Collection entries
☆ ☆ ☆ ☆
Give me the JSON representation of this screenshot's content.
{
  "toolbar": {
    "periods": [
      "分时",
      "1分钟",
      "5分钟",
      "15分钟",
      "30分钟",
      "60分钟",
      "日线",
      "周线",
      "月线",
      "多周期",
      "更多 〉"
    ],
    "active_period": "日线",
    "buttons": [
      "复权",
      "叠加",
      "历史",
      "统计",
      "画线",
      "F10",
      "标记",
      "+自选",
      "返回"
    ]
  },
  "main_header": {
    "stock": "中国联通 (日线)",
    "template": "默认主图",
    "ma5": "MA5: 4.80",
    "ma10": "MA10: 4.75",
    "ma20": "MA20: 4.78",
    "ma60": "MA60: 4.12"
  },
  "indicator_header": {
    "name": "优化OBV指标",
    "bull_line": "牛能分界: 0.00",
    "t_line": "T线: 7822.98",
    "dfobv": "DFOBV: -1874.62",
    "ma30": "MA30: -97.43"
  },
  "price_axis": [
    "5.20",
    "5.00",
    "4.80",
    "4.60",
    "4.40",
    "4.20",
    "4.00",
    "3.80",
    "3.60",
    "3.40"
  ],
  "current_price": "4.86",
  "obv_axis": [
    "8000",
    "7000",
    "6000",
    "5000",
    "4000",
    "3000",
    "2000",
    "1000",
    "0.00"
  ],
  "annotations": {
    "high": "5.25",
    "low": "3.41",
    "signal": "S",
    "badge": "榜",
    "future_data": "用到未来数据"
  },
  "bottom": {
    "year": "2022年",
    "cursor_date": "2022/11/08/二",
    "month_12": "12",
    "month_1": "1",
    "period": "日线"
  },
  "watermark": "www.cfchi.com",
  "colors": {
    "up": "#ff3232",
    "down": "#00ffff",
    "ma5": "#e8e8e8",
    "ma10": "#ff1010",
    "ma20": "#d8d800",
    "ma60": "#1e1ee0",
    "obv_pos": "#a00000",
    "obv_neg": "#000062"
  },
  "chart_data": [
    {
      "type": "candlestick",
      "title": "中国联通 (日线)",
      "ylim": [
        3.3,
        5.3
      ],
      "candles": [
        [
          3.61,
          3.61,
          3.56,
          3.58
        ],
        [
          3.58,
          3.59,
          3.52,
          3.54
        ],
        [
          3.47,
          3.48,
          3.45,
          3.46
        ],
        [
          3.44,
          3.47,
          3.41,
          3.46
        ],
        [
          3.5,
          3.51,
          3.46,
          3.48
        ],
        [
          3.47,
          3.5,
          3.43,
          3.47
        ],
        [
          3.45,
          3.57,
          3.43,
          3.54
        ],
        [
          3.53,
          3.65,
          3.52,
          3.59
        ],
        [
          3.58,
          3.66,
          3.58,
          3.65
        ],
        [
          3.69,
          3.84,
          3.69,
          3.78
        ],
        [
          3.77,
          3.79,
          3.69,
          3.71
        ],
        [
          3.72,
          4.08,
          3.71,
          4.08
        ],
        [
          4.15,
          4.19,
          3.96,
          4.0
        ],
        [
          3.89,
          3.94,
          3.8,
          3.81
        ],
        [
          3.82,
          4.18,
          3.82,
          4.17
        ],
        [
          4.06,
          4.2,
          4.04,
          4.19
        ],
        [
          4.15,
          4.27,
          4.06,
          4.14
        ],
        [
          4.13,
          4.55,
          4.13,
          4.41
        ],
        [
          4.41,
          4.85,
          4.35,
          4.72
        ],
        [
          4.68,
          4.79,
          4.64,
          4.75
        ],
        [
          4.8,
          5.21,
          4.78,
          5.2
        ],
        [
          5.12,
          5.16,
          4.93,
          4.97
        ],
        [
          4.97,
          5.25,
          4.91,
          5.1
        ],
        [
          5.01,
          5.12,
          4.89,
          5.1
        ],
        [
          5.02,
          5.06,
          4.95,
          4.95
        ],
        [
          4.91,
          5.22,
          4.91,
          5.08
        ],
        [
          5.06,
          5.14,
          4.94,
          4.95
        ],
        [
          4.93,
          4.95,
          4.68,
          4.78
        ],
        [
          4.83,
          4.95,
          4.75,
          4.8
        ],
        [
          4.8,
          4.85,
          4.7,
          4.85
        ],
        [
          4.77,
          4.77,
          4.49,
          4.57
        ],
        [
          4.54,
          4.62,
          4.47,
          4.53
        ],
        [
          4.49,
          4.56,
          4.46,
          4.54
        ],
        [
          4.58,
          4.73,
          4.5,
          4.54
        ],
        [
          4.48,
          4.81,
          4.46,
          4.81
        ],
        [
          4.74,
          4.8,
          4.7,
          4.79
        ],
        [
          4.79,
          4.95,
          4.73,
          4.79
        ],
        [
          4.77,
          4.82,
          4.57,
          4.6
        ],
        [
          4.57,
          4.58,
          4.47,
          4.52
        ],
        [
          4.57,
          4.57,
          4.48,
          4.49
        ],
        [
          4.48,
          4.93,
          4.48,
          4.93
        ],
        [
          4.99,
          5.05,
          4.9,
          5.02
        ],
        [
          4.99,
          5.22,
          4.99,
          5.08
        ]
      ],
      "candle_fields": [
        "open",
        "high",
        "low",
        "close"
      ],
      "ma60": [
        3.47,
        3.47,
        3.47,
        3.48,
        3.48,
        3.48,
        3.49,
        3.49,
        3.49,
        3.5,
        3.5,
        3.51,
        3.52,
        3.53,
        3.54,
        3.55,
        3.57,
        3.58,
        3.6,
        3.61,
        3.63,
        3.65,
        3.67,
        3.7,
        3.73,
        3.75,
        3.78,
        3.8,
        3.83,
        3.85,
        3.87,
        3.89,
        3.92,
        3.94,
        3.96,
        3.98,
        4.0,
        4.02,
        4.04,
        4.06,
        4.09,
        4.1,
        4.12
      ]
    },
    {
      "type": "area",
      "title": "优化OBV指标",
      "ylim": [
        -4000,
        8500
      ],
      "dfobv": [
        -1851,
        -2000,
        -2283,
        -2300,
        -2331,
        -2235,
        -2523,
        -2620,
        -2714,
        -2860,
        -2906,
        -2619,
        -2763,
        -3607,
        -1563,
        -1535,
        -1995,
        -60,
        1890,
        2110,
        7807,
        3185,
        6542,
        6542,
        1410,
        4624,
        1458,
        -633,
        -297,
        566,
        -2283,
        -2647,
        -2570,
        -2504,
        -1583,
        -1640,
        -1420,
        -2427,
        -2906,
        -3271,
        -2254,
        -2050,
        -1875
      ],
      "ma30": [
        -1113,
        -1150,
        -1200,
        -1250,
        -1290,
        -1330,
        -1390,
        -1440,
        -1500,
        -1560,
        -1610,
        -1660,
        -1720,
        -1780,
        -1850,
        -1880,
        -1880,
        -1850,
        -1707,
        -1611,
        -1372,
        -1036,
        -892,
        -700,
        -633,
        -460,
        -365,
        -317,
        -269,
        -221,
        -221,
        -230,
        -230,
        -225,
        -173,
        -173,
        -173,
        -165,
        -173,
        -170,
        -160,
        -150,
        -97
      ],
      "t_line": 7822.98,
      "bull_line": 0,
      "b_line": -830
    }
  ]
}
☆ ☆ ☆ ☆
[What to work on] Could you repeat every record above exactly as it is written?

[Exercise output]
Give me the JSON representation of this screenshot's content.
{
  "toolbar": {
    "periods": [
      "分时",
      "1分钟",
      "5分钟",
      "15分钟",
      "30分钟",
      "60分钟",
      "日线",
      "周线",
      "月线",
      "多周期",
      "更多 〉"
    ],
    "active_period": "日线",
    "buttons": [
      "复权",
      "叠加",
      "历史",
      "统计",
      "画线",
      "F10",
      "标记",
      "+自选",
      "返回"
    ]
  },
  "main_header": {
    "stock": "中国联通 (日线)",
    "template": "默认主图",
    "ma5": "MA5: 4.80",
    "ma10": "MA10: 4.75",
    "ma20": "MA20: 4.78",
    "ma60": "MA60: 4.12"
  },
  "indicator_header": {
    "name": "优化OBV指标",
    "bull_line": "牛能分界: 0.00",
    "t_line": "T线: 7822.98",
    "dfobv": "DFOBV: -1874.62",
    "ma30": "MA30: -97.43"
  },
  "price_axis": [
    "5.20",
    "5.00",
    "4.80",
    "4.60",
    "4.40",
    "4.20",
    "4.00",
    "3.80",
    "3.60",
    "3.40"
  ],
  "current_price": "4.86",
  "obv_axis": [
    "8000",
    "7000",
    "6000",
    "5000",
    "4000",
    "3000",
    "2000",
    "1000",
    "0.00"
  ],
  "annotations": {
    "high": "5.25",
    "low": "3.41",
    "signal": "S",
    "badge": "榜",
    "future_data": "用到未来数据"
  },
  "bottom": {
    "year": "2022年",
    "cursor_date": "2022/11/08/二",
    "month_12": "12",
    "month_1": "1",
    "period": "日线"
  },
  "watermark": "www.cfchi.com",
  "colors": {
    "up": "#ff3232",
    "down": "#00ffff",
    "ma5": "#e8e8e8",
    "ma10": "#ff1010",
    "ma20": "#d8d800",
    "ma60": "#1e1ee0",
    "obv_pos": "#a00000",
    "obv_neg": "#000062"
  },
  "chart_data": [
    {
      "type": "candlestick",
      "title": "中国联通 (日线)",
      "ylim": [
        3.3,
        5.3
      ],
      "candles": [
        [
          3.61,
          3.61,
          3.56,
          3.58
        ],
        [
          3.58,
          3.59,
          3.52,
          3.54
        ],
        [
          3.47,
          3.48,
          3.45,
          3.46
        ],
        [
          3.44,
          3.47,
          3.41,
          3.46
        ],
        [
          3.5,
          3.51,
          3.46,
          3.48
        ],
        [
          3.47,
          3.5,
          3.43,
          3.47
        ],
        [
          3.45,
          3.57,
          3.43,
          3.54
        ],
        [
          3.53,
          3.65,
          3.52,
          3.59
        ],
        [
          3.58,
          3.66,
          3.58,
          3.65
        ],
        [
          3.69,
          3.84,
          3.69,
          3.78
        ],
        [
          3.77,
          3.79,
          3.69,
          3.71
        ],
        [
          3.72,
          4.08,
          3.71,
          4.08
        ],
        [
          4.15,
          4.19,
          3.96,
          4.0
        ],
        [
          3.89,
          3.94,
          3.8,
          3.81
        ],
        [
          3.82,
          4.18,
          3.82,
          4.17
        ],
        [
          4.06,
          4.2,
          4.04,
          4.19
        ],
        [
          4.15,
          4.27,
          4.06,
          4.14
        ],
        [
          4.13,
          4.55,
          4.13,
          4.41
        ],
        [
          4.41,
          4.85,
          4.35,
          4.72
        ],
        [
          4.68,
          4.79,
          4.64,
          4.75
        ],
        [
          4.8,
          5.21,
          4.78,
          5.2
        ],
        [
          5.12,
          5.16,
          4.93,
          4.97
        ],
        [
          4.97,
          5.25,
          4.91,
          5.1
        ],
        [
          5.01,
          5.12,
          4.89,
          5.1
        ],
        [
          5.02,
          5.06,
          4.95,
          4.95
        ],
        [
          4.91,
          5.22,
          4.91,
          5.08
        ],
        [
          5.06,
          5.14,
          4.94,
          4.95
        ],
        [
          4.93,
          4.95,
          4.68,
          4.78
        ],
        [
          4.83,
          4.95,
          4.75,
          4.8
        ],
        [
          4.8,
          4.85,
          4.7,
          4.85
        ],
        [
          4.77,
          4.77,
          4.49,
          4.57
        ],
        [
          4.54,
          4.62,
          4.47,
          4.53
        ],
        [
          4.49,
          4.56,
          4.46,
          4.54
        ],
        [
          4.58,
          4.73,
          4.5,
          4.54
        ],
        [
          4.48,
          4.81,
          4.46,
          4.81
        ],
        [
          4.74,
          4.8,
          4.7,
          4.79
        ],
        [
          4.79,
          4.95,
          4.73,
          4.79
        ],
        [
          4.77,
          4.82,
          4.57,
          4.6
        ],
        [
          4.57,
          4.58,
          4.47,
          4.52
        ],
        [
          4.57,
          4.57,
          4.48,
          4.49
        ],
        [
          4.48,
          4.93,
          4.48,
          4.93
        ],
        [
          4.99,
          5.05,
          4.9,
          5.02
        ],
        [
          4.99,
          5.22,
          4.99,
          5.08
        ]
      ],
      "candle_fields": [
        "open",
        "high",
        "low",
        "close"
      ],
      "ma60": [
        3.47,
        3.47,
        3.47,
        3.48,
        3.48,
        3.48,
        3.49,
        3.49,
        3.49,
        3.5,
        3.5,
        3.51,
        3.52,
        3.53,
        3.54,
        3.55,
        3.57,
        3.58,
        3.6,
        3.61,
        3.63,
        3.65,
        3.67,
        3.7,
        3.73,
        3.75,
        3.78,
        3.8,
        3.83,
        3.85,
        3.87,
        3.89,
        3.92,
        3.94,
        3.96,
        3.98,
        4.0,
        4.02,
        4.04,
        4.06,
        4.09,
        4.1,
        4.12
      ]
    },
    {
      "type": "area",
      "title": "优化OBV指标",
      "ylim": [
        -4000,
        8500
      ],
      "dfobv": [
        -1851,
        -2000,
        -2283,
        -2300,
        -2331,
        -2235,
        -2523,
        -2620,
        -2714,
        -2860,
        -2906,
        -2619,
        -2763,
        -3607,
        -1563,
        -1535,
        -1995,
        -60,
        1890,
        2110,
        7807,
        3185,
        6542,
        6542,
        1410,
        4624,
        1458,
        -633,
        -297,
        566,
        -2283,
        -2647,
        -2570,
        -2504,
        -1583,
        -1640,
        -1420,
        -2427,
        -2906,
        -3271,
        -2254,
        -2050,
        -1875
      ],
      "ma30": [
        -1113,
        -1150,
        -1200,
        -1250,
        -1290,
        -1330,
        -1390,
        -1440,
        -1500,
        -1560,
        -1610,
        -1660,
        -1720,
        -1780,
        -1850,
        -1880,
        -1880,
        -1850,
        -1707,
        -1611,
        -1372,
        -1036,
        -892,
        -700,
        -633,
        -460,
        -365,
        -317,
        -269,
        -221,
        -221,
        -230,
        -230,
        -225,
        -173,
        -173,
        -173,
        -165,
        -173,
        -170,
        -160,
        -150,
        -97
      ],
      "t_line": 7822.98,
      "bull_line": 0,
      "b_line": -830
    }
  ]
}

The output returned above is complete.